No rainfall is in the forecast until the first of next week so this should allow for most of the remaining acres to be planted. Some of the earliest planted fields should be ready for a permanent flood in the next 10 days or so.
On the Grand Prairie, planting is quickly wrapping up with the exception of a few guys waiting to get some low ground dried out. The latest planted rice is emerging in 5 or 6 days. The earlier planted rice is growing rapidly with the heat and sunshine this week and is looking very good. Rain would be welcomed in most places as many growers are flushing fields to keep herbicides activated and rice growing.
Rice News on AgFax
What a difference a week makes! We are 95% planted and roughly 50% emerged on rice in the Central North Central part of the state. Some stands are thin due to the early wet, cold weather and growers are now applying an early application of Ammonia Sulfate or DAP to enhance tillering. Remember to keep the water level shallow on these fields to allow these plants to continue to tiller farther into the growing season.
The wind and higher temperatures have dried the soil quickly requiring growers to flush fields in order to get adequate stands and activate soil applied herbicides. Everyone’s attention has turned to herbicide options and how to best achieve control in these windy conditions. Hopefully applicators will find the conditions needed to complete these applications.
We completed the last RFYT (plot) today for our region. This year has been a struggle for everyone and we are glad to see rice planting season draw closer to the end. Thank you to all of the cooperators who work with us on our plots.
If you have questions or are needing additional seed to complete this year’s planting season, give your local RiceTec representative a call. You can find your local DSM contact information on our website. Thank you for your business.
Jeff Branson, Matt Snow, Whitney Jones, Garrison Hardke, Rob Dixon, Kurt Johns
Northeast Arkansas & Missouri

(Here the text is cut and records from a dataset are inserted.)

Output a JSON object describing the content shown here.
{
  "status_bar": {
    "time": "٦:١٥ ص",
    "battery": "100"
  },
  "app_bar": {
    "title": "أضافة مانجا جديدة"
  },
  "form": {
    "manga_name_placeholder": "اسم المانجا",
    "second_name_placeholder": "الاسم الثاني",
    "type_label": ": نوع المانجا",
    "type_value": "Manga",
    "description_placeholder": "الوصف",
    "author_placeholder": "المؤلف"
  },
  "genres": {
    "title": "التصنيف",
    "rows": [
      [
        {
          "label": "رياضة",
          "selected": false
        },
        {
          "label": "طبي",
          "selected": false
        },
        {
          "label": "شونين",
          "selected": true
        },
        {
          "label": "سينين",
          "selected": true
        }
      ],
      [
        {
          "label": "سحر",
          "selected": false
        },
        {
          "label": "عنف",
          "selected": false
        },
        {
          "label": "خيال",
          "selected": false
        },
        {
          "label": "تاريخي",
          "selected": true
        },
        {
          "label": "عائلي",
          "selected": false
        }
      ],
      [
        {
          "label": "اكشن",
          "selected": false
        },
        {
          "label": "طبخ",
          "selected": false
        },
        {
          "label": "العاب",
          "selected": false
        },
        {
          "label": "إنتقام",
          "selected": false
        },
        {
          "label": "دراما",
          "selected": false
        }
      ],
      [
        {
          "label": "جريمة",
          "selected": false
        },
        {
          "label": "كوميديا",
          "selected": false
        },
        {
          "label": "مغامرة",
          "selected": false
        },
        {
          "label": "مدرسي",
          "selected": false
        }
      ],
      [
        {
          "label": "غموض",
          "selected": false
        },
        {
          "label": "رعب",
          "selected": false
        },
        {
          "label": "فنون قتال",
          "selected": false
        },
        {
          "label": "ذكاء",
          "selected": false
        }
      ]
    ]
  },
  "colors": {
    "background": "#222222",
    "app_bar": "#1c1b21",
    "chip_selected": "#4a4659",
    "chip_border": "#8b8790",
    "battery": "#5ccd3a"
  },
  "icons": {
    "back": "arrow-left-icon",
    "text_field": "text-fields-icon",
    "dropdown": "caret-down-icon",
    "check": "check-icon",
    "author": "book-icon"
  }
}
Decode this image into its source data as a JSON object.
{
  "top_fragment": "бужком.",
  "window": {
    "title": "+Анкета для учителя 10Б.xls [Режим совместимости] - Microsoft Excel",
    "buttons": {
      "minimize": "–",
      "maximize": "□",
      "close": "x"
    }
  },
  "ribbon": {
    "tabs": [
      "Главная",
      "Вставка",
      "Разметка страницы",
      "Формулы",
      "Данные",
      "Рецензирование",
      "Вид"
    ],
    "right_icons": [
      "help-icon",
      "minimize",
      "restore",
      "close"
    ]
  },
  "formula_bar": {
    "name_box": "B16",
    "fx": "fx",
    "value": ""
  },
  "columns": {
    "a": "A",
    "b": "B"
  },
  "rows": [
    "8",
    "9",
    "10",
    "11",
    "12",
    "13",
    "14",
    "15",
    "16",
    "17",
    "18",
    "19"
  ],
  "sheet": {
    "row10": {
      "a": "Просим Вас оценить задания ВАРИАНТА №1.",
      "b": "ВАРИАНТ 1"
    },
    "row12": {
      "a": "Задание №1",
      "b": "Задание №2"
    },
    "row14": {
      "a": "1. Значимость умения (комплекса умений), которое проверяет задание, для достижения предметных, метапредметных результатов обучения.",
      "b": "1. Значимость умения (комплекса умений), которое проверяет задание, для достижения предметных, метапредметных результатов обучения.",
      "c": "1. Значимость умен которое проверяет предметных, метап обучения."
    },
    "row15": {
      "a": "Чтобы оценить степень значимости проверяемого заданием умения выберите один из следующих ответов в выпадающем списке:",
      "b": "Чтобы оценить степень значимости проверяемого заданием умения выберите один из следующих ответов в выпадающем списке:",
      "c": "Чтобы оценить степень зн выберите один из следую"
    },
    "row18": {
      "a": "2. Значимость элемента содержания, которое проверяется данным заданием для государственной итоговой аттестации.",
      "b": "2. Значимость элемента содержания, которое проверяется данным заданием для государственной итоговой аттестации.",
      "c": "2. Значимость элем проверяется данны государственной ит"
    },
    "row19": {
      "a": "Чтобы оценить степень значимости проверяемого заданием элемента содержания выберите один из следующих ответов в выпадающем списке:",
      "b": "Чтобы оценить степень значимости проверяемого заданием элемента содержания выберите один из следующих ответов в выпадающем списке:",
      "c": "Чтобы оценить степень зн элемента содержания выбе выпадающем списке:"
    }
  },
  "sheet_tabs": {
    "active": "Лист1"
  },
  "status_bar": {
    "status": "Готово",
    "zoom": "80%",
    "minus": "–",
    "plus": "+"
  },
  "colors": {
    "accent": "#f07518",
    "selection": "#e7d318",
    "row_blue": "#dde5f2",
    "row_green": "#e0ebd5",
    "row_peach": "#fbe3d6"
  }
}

The weather has been favorable the past few days to finish out the rice crop in Missouri and Northeast Arkansas. Most growers will likely finish planting by the end of the week or early next week. The rice which was planted before the last rain event is already emerged and is looking great. Overall, the rice crop in our area is off to a great start.
RFYT progress in our region is coming along nicely as all trials have been planted and most are emerged now. The Full Page demos in our area have also been planted and all are emerged or nearly emerged. There has been minimal replanting occurring in the area, mainly due to excessive water standing or isolated bird damage. Residual herbicide activation has been excellent this year and most fields are clean as we head towards permanent flood, which will occur at the end of the month for the earliest planted rice.
Hunter Jones, Nick Ragsdell, Whitney Blake